:: INSTRUCTIONS FOR THE TASK ::
All of the data must be returned word for word.

START DATA FOR ANALYSIS

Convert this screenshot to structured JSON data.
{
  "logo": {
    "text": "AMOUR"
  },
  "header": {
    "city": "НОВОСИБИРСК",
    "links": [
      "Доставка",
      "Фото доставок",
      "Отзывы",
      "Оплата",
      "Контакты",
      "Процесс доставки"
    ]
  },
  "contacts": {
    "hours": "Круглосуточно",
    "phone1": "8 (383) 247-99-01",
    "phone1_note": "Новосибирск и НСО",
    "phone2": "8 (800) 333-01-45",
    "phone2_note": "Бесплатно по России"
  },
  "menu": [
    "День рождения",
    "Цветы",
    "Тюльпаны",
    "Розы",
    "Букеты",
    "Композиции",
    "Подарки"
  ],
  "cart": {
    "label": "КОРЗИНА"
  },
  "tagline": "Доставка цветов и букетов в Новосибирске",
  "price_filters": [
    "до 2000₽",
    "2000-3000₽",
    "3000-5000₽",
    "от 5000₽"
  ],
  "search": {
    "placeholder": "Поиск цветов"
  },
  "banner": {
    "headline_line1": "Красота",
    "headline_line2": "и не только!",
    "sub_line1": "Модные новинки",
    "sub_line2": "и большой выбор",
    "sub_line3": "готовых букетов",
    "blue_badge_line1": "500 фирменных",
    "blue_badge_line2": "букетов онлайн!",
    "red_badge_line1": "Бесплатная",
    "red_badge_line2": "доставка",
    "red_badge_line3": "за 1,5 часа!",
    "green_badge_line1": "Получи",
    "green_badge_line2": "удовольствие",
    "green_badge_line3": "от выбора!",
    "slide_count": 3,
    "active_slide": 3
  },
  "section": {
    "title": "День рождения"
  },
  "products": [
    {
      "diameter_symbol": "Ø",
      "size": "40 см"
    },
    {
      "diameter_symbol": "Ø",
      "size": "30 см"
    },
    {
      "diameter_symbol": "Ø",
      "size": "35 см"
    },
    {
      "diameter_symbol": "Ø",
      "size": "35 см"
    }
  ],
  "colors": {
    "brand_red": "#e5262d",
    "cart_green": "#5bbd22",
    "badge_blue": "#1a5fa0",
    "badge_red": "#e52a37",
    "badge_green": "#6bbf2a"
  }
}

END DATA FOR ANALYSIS

:: COMPLETED EXERCISE ::
Convert this screenshot to structured JSON data.
{
  "logo": {
    "text": "AMOUR"
  },
  "header": {
    "city": "НОВОСИБИРСК",
    "links": [
      "Доставка",
      "Фото доставок",
      "Отзывы",
      "Оплата",
      "Контакты",
      "Процесс доставки"
    ]
  },
  "contacts": {
    "hours": "Круглосуточно",
    "phone1": "8 (383) 247-99-01",
    "phone1_note": "Новосибирск и НСО",
    "phone2": "8 (800) 333-01-45",
    "phone2_note": "Бесплатно по России"
  },
  "menu": [
    "День рождения",
    "Цветы",
    "Тюльпаны",
    "Розы",
    "Букеты",
    "Композиции",
    "Подарки"
  ],
  "cart": {
    "label": "КОРЗИНА"
  },
  "tagline": "Доставка цветов и букетов в Новосибирске",
  "price_filters": [
    "до 2000₽",
    "2000-3000₽",
    "3000-5000₽",
    "от 5000₽"
  ],
  "search": {
    "placeholder": "Поиск цветов"
  },
  "banner": {
    "headline_line1": "Красота",
    "headline_line2": "и не только!",
    "sub_line1": "Модные новинки",
    "sub_line2": "и большой выбор",
    "sub_line3": "готовых букетов",
    "blue_badge_line1": "500 фирменных",
    "blue_badge_line2": "букетов онлайн!",
    "red_badge_line1": "Бесплатная",
    "red_badge_line2": "доставка",
    "red_badge_line3": "за 1,5 часа!",
    "green_badge_line1": "Получи",
    "green_badge_line2": "удовольствие",
    "green_badge_line3": "от выбора!",
    "slide_count": 3,
    "active_slide": 3
  },
  "section": {
    "title": "День рождения"
  },
  "products": [
    {
      "diameter_symbol": "Ø",
      "size": "40 см"
    },
    {
      "diameter_symbol": "Ø",
      "size": "30 см"
    },
    {
      "diameter_symbol": "Ø",
      "size": "35 см"
    },
    {
      "diameter_symbol": "Ø",
      "size": "35 см"
    }
  ],
  "colors": {
    "brand_red": "#e5262d",
    "cart_green": "#5bbd22",
    "badge_blue": "#1a5fa0",
    "badge_red": "#e52a37",
    "badge_green": "#6bbf2a"
  }
}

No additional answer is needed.